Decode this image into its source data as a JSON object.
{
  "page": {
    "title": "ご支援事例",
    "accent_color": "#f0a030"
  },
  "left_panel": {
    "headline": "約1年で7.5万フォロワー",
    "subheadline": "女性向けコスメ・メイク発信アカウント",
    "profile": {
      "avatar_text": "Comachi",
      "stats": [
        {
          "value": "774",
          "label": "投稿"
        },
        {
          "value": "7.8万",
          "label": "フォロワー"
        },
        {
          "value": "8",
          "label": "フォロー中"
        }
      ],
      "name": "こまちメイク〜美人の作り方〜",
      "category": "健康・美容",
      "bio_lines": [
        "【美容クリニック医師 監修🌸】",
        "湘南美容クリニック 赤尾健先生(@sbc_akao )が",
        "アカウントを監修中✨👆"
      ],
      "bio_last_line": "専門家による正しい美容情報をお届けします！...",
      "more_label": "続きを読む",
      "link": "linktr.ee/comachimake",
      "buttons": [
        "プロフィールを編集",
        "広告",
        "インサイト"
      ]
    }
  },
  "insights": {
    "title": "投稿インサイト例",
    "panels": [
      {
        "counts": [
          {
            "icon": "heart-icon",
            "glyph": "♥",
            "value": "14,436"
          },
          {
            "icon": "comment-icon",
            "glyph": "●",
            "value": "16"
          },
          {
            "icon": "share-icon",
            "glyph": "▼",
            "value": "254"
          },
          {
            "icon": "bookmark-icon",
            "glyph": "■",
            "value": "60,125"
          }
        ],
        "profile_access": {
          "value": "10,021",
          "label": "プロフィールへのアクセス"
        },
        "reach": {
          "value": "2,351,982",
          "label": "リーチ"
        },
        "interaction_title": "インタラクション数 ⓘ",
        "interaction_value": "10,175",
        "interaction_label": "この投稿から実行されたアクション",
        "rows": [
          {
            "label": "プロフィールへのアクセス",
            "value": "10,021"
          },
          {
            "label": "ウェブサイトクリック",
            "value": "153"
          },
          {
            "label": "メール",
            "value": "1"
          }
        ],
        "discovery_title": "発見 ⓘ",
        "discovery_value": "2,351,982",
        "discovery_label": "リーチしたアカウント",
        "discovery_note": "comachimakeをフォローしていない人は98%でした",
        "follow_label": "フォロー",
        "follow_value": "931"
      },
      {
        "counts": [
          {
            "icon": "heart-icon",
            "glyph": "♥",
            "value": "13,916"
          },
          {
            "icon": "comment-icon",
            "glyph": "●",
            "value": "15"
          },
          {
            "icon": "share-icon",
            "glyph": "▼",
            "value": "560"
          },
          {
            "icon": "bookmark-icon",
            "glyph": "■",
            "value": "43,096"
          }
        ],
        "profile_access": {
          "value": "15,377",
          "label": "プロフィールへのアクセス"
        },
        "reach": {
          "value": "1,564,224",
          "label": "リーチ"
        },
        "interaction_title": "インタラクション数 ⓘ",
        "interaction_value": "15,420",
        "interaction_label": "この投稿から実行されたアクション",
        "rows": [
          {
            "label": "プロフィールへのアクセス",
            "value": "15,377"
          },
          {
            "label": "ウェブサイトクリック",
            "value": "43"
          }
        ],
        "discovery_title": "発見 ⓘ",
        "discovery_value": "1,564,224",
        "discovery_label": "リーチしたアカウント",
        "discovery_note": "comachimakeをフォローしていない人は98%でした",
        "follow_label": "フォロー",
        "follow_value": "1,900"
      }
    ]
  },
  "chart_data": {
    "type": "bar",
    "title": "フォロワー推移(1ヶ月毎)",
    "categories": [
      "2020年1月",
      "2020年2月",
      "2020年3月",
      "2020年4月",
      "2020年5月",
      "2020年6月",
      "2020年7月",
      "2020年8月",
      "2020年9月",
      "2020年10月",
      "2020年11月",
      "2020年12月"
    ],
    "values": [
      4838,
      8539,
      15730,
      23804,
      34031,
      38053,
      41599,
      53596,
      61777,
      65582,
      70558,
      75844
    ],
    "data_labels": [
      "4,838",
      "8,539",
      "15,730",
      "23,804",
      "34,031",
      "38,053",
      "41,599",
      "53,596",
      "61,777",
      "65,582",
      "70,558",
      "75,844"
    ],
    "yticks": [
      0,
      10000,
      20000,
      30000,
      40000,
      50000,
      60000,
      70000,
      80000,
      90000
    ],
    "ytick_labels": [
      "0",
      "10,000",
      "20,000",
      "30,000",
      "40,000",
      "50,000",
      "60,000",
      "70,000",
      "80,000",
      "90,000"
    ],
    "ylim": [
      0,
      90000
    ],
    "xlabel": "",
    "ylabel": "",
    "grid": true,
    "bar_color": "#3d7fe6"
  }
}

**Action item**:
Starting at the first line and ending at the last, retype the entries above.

**Reply**:
Decode this image into its source data as a JSON object.
{
  "page": {
    "title": "ご支援事例",
    "accent_color": "#f0a030"
  },
  "left_panel": {
    "headline": "約1年で7.5万フォロワー",
    "subheadline": "女性向けコスメ・メイク発信アカウント",
    "profile": {
      "avatar_text": "Comachi",
      "stats": [
        {
          "value": "774",
          "label": "投稿"
        },
        {
          "value": "7.8万",
          "label": "フォロワー"
        },
        {
          "value": "8",
          "label": "フォロー中"
        }
      ],
      "name": "こまちメイク〜美人の作り方〜",
      "category": "健康・美容",
      "bio_lines": [
        "【美容クリニック医師 監修🌸】",
        "湘南美容クリニック 赤尾健先生(@sbc_akao )が",
        "アカウントを監修中✨👆"
      ],
      "bio_last_line": "専門家による正しい美容情報をお届けします！...",
      "more_label": "続きを読む",
      "link": "linktr.ee/comachimake",
      "buttons": [
        "プロフィールを編集",
        "広告",
        "インサイト"
      ]
    }
  },
  "insights": {
    "title": "投稿インサイト例",
    "panels": [
      {
        "counts": [
          {
            "icon": "heart-icon",
            "glyph": "♥",
            "value": "14,436"
          },
          {
            "icon": "comment-icon",
            "glyph": "●",
            "value": "16"
          },
          {
            "icon": "share-icon",
            "glyph": "▼",
            "value": "254"
          },
          {
            "icon": "bookmark-icon",
            "glyph": "■",
            "value": "60,125"
          }
        ],
        "profile_access": {
          "value": "10,021",
          "label": "プロフィールへのアクセス"
        },
        "reach": {
          "value": "2,351,982",
          "label": "リーチ"
        },
        "interaction_title": "インタラクション数 ⓘ",
        "interaction_value": "10,175",
        "interaction_label": "この投稿から実行されたアクション",
        "rows": [
          {
            "label": "プロフィールへのアクセス",
            "value": "10,021"
          },
          {
            "label": "ウェブサイトクリック",
            "value": "153"
          },
          {
            "label": "メール",
            "value": "1"
          }
        ],
        "discovery_title": "発見 ⓘ",
        "discovery_value": "2,351,982",
        "discovery_label": "リーチしたアカウント",
        "discovery_note": "comachimakeをフォローしていない人は98%でした",
        "follow_label": "フォロー",
        "follow_value": "931"
      },
      {
        "counts": [
          {
            "icon": "heart-icon",
            "glyph": "♥",
            "value": "13,916"
          },
          {
            "icon": "comment-icon",
            "glyph": "●",
            "value": "15"
          },
          {
            "icon": "share-icon",
            "glyph": "▼",
            "value": "560"
          },
          {
            "icon": "bookmark-icon",
            "glyph": "■",
            "value": "43,096"
          }
        ],
        "profile_access": {
          "value": "15,377",
          "label": "プロフィールへのアクセス"
        },
        "reach": {
          "value": "1,564,224",
          "label": "リーチ"
        },
        "interaction_title": "インタラクション数 ⓘ",
        "interaction_value": "15,420",
        "interaction_label": "この投稿から実行されたアクション",
        "rows": [
          {
            "label": "プロフィールへのアクセス",
            "value": "15,377"
          },
          {
            "label": "ウェブサイトクリック",
            "value": "43"
          }
        ],
        "discovery_title": "発見 ⓘ",
        "discovery_value": "1,564,224",
        "discovery_label": "リーチしたアカウント",
        "discovery_note": "comachimakeをフォローしていない人は98%でした",
        "follow_label": "フォロー",
        "follow_value": "1,900"
      }
    ]
  },
  "chart_data": {
    "type": "bar",
    "title": "フォロワー推移(1ヶ月毎)",
    "categories": [
      "2020年1月",
      "2020年2月",
      "2020年3月",
      "2020年4月",
      "2020年5月",
      "2020年6月",
      "2020年7月",
      "2020年8月",
      "2020年9月",
      "2020年10月",
      "2020年11月",
      "2020年12月"
    ],
    "values": [
      4838,
      8539,
      15730,
      23804,
      34031,
      38053,
      41599,
      53596,
      61777,
      65582,
      70558,
      75844
    ],
    "data_labels": [
      "4,838",
      "8,539",
      "15,730",
      "23,804",
      "34,031",
      "38,053",
      "41,599",
      "53,596",
      "61,777",
      "65,582",
      "70,558",
      "75,844"
    ],
    "yticks": [
      0,
      10000,
      20000,
      30000,
      40000,
      50000,
      60000,
      70000,
      80000,
      90000
    ],
    "ytick_labels": [
      "0",
      "10,000",
      "20,000",
      "30,000",
      "40,000",
      "50,000",
      "60,000",
      "70,000",
      "80,000",
      "90,000"
    ],
    "ylim": [
      0,
      90000
    ],
    "xlabel": "",
    "ylabel": "",
    "grid": true,
    "bar_color": "#3d7fe6"
  }
}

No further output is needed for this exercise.